Top of PROVIDED ENTRIES

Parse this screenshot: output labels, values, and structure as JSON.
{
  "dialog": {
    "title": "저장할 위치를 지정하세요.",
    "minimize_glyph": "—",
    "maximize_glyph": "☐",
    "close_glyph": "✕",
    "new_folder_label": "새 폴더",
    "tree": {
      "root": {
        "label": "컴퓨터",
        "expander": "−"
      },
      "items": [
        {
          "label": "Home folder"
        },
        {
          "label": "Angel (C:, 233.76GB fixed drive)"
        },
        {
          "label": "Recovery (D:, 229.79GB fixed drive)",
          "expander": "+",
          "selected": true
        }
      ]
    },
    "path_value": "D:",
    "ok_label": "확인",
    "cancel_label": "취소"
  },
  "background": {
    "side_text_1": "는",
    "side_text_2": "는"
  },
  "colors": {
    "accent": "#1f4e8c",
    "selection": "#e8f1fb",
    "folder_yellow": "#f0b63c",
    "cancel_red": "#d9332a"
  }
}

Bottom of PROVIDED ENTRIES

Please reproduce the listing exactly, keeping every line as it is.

- EXERCISE RESULT -
Parse this screenshot: output labels, values, and structure as JSON.
{
  "dialog": {
    "title": "저장할 위치를 지정하세요.",
    "minimize_glyph": "—",
    "maximize_glyph": "☐",
    "close_glyph": "✕",
    "new_folder_label": "새 폴더",
    "tree": {
      "root": {
        "label": "컴퓨터",
        "expander": "−"
      },
      "items": [
        {
          "label": "Home folder"
        },
        {
          "label": "Angel (C:, 233.76GB fixed drive)"
        },
        {
          "label": "Recovery (D:, 229.79GB fixed drive)",
          "expander": "+",
          "selected": true
        }
      ]
    },
    "path_value": "D:",
    "ok_label": "확인",
    "cancel_label": "취소"
  },
  "background": {
    "side_text_1": "는",
    "side_text_2": "는"
  },
  "colors": {
    "accent": "#1f4e8c",
    "selection": "#e8f1fb",
    "folder_yellow": "#f0b63c",
    "cancel_red": "#d9332a"
  }
}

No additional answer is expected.